§ **What the exercise asks**: Retype every entry below without any change.
── Dataset content
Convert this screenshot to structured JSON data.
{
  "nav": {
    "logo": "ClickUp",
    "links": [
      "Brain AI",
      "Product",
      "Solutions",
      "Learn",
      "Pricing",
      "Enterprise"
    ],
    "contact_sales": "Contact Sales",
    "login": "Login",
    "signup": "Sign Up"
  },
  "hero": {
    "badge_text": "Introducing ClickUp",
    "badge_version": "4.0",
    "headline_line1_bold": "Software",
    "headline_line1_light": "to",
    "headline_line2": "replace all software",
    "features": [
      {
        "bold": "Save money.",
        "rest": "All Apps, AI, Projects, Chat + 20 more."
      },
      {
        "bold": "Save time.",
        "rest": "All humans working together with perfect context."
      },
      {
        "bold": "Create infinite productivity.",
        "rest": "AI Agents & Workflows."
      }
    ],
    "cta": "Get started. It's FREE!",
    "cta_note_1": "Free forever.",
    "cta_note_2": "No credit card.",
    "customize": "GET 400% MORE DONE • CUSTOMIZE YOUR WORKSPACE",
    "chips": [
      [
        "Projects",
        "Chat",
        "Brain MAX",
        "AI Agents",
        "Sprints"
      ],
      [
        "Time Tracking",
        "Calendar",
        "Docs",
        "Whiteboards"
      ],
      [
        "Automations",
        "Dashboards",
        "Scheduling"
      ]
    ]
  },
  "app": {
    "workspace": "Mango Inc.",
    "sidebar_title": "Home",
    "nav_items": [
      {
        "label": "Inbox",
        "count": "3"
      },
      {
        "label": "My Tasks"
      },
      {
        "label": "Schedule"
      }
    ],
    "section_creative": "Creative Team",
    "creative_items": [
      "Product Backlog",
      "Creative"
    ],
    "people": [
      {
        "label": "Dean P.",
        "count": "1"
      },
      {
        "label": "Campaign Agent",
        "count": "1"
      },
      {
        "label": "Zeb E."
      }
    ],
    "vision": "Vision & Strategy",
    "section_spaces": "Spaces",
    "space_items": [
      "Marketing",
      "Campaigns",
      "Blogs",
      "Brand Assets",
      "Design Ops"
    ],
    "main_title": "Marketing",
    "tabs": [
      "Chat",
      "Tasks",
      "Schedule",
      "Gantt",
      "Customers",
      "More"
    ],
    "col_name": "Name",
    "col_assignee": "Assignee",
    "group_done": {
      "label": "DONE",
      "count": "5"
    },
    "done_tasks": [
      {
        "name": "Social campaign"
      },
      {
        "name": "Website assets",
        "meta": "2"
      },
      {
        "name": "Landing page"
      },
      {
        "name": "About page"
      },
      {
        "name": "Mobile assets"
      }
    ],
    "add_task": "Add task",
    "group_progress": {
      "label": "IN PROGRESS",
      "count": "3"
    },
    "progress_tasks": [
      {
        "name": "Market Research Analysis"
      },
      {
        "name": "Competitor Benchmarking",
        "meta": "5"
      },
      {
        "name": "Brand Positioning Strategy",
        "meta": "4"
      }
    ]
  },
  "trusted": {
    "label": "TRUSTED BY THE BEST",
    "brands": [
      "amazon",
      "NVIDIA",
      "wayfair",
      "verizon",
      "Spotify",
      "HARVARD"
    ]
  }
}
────
§ **Response to the task**:
Convert this screenshot to structured JSON data.
{
  "nav": {
    "logo": "ClickUp",
    "links": [
      "Brain AI",
      "Product",
      "Solutions",
      "Learn",
      "Pricing",
      "Enterprise"
    ],
    "contact_sales": "Contact Sales",
    "login": "Login",
    "signup": "Sign Up"
  },
  "hero": {
    "badge_text": "Introducing ClickUp",
    "badge_version": "4.0",
    "headline_line1_bold": "Software",
    "headline_line1_light": "to",
    "headline_line2": "replace all software",
    "features": [
      {
        "bold": "Save money.",
        "rest": "All Apps, AI, Projects, Chat + 20 more."
      },
      {
        "bold": "Save time.",
        "rest": "All humans working together with perfect context."
      },
      {
        "bold": "Create infinite productivity.",
        "rest": "AI Agents & Workflows."
      }
    ],
    "cta": "Get started. It's FREE!",
    "cta_note_1": "Free forever.",
    "cta_note_2": "No credit card.",
    "customize": "GET 400% MORE DONE • CUSTOMIZE YOUR WORKSPACE",
    "chips": [
      [
        "Projects",
        "Chat",
        "Brain MAX",
        "AI Agents",
        "Sprints"
      ],
      [
        "Time Tracking",
        "Calendar",
        "Docs",
        "Whiteboards"
      ],
      [
        "Automations",
        "Dashboards",
        "Scheduling"
      ]
    ]
  },
  "app": {
    "workspace": "Mango Inc.",
    "sidebar_title": "Home",
    "nav_items": [
      {
        "label": "Inbox",
        "count": "3"
      },
      {
        "label": "My Tasks"
      },
      {
        "label": "Schedule"
      }
    ],
    "section_creative": "Creative Team",
    "creative_items": [
      "Product Backlog",
      "Creative"
    ],
    "people": [
      {
        "label": "Dean P.",
        "count": "1"
      },
      {
        "label": "Campaign Agent",
        "count": "1"
      },
      {
        "label": "Zeb E."
      }
    ],
    "vision": "Vision & Strategy",
    "section_spaces": "Spaces",
    "space_items": [
      "Marketing",
      "Campaigns",
      "Blogs",
      "Brand Assets",
      "Design Ops"
    ],
    "main_title": "Marketing",
    "tabs": [
      "Chat",
      "Tasks",
      "Schedule",
      "Gantt",
      "Customers",
      "More"
    ],
    "col_name": "Name",
    "col_assignee": "Assignee",
    "group_done": {
      "label": "DONE",
      "count": "5"
    },
    "done_tasks": [
      {
        "name": "Social campaign"
      },
      {
        "name": "Website assets",
        "meta": "2"
      },
      {
        "name": "Landing page"
      },
      {
        "name": "About page"
      },
      {
        "name": "Mobile assets"
      }
    ],
    "add_task": "Add task",
    "group_progress": {
      "label": "IN PROGRESS",
      "count": "3"
    },
    "progress_tasks": [
      {
        "name": "Market Research Analysis"
      },
      {
        "name": "Competitor Benchmarking",
        "meta": "5"
      },
      {
        "name": "Brand Positioning Strategy",
        "meta": "4"
      }
    ]
  },
  "trusted": {
    "label": "TRUSTED BY THE BEST",
    "brands": [
      "amazon",
      "NVIDIA",
      "wayfair",
      "verizon",
      "Spotify",
      "HARVARD"
    ]
  }
}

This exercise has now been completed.